### Activity
Give the number of lines in the following entries that contain the word "direction", with nothing added.

:::::

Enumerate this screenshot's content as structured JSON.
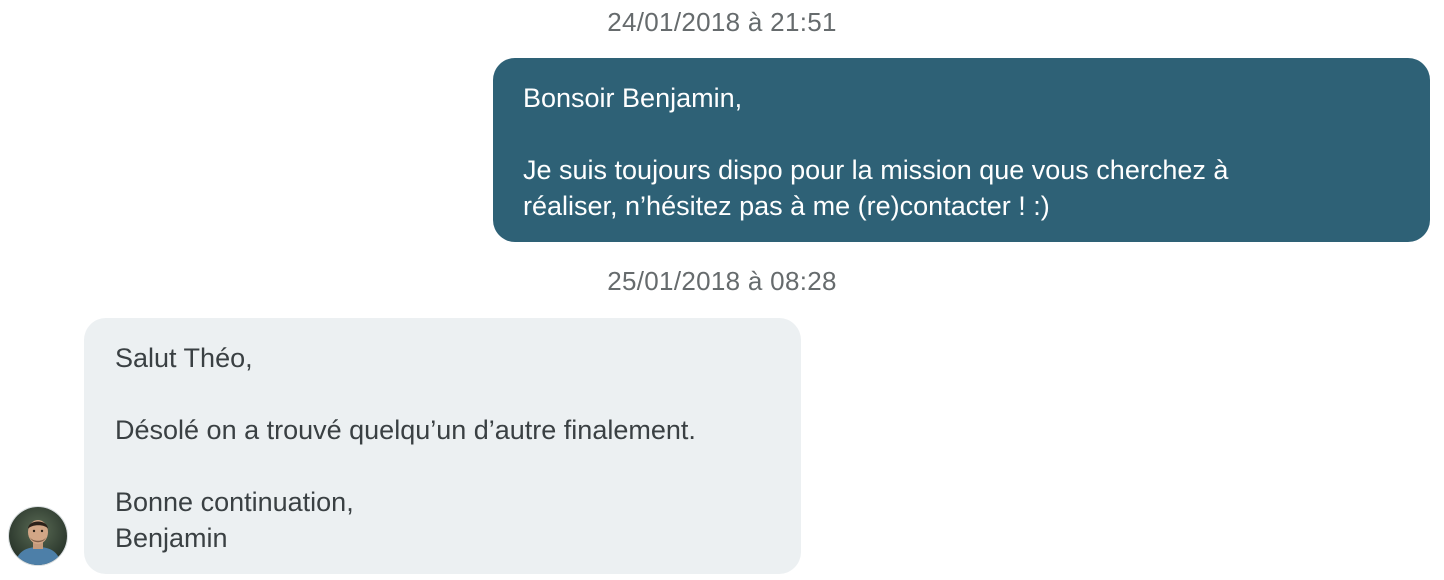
{
  "conversation": {
    "messages": [
      {
        "timestamp": "24/01/2018 à 21:51",
        "direction": "outgoing",
        "text": "Bonsoir Benjamin,\n\nJe suis toujours dispo pour la mission que vous cherchez à\nréaliser, n’hésitez pas à me (re)contacter ! :)"
      },
      {
        "timestamp": "25/01/2018 à 08:28",
        "direction": "incoming",
        "text": "Salut Théo,\n\nDésolé on a trouvé quelqu’un d’autre finalement.\n\nBonne continuation,\nBenjamin",
        "avatar_icon": "user-avatar-photo"
      }
    ]
  },
  "colors": {
    "outgoing_bubble": "#2e6176",
    "incoming_bubble": "#ecf0f2",
    "timestamp_text": "#666b6d",
    "incoming_text": "#3a4043",
    "outgoing_text": "#ffffff"
  }
}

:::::

### Task result
2